Input material
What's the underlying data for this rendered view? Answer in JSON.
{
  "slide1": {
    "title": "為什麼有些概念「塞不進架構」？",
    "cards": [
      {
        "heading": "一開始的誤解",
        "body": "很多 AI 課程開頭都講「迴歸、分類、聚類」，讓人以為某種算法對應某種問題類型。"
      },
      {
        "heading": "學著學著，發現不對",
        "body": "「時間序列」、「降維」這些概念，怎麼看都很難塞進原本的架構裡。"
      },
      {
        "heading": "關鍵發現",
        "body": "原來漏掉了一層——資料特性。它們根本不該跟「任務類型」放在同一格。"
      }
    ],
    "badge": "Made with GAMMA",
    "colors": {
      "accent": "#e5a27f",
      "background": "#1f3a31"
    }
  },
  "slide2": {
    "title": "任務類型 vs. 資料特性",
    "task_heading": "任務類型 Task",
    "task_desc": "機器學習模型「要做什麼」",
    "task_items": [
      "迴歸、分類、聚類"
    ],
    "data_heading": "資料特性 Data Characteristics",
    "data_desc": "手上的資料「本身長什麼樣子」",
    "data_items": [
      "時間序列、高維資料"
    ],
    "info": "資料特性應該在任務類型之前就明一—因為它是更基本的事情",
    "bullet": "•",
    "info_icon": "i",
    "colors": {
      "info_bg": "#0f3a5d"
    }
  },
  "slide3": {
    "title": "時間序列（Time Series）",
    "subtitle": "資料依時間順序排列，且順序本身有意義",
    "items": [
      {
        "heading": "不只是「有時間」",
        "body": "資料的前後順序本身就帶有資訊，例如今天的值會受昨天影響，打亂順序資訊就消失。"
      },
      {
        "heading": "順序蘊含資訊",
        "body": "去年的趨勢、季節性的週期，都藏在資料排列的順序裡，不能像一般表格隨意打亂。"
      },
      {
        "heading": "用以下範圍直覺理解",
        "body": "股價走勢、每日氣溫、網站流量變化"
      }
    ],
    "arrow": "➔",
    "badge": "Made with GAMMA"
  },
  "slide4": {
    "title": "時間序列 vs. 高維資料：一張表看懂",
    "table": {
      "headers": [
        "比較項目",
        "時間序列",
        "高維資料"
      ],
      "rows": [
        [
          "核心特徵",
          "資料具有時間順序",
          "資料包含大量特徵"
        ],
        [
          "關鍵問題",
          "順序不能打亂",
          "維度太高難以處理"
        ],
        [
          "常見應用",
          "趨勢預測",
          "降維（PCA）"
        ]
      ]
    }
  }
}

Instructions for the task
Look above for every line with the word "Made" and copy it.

Task output
    "badge": "Made with GAMMA",
    "badge": "Made with GAMMA"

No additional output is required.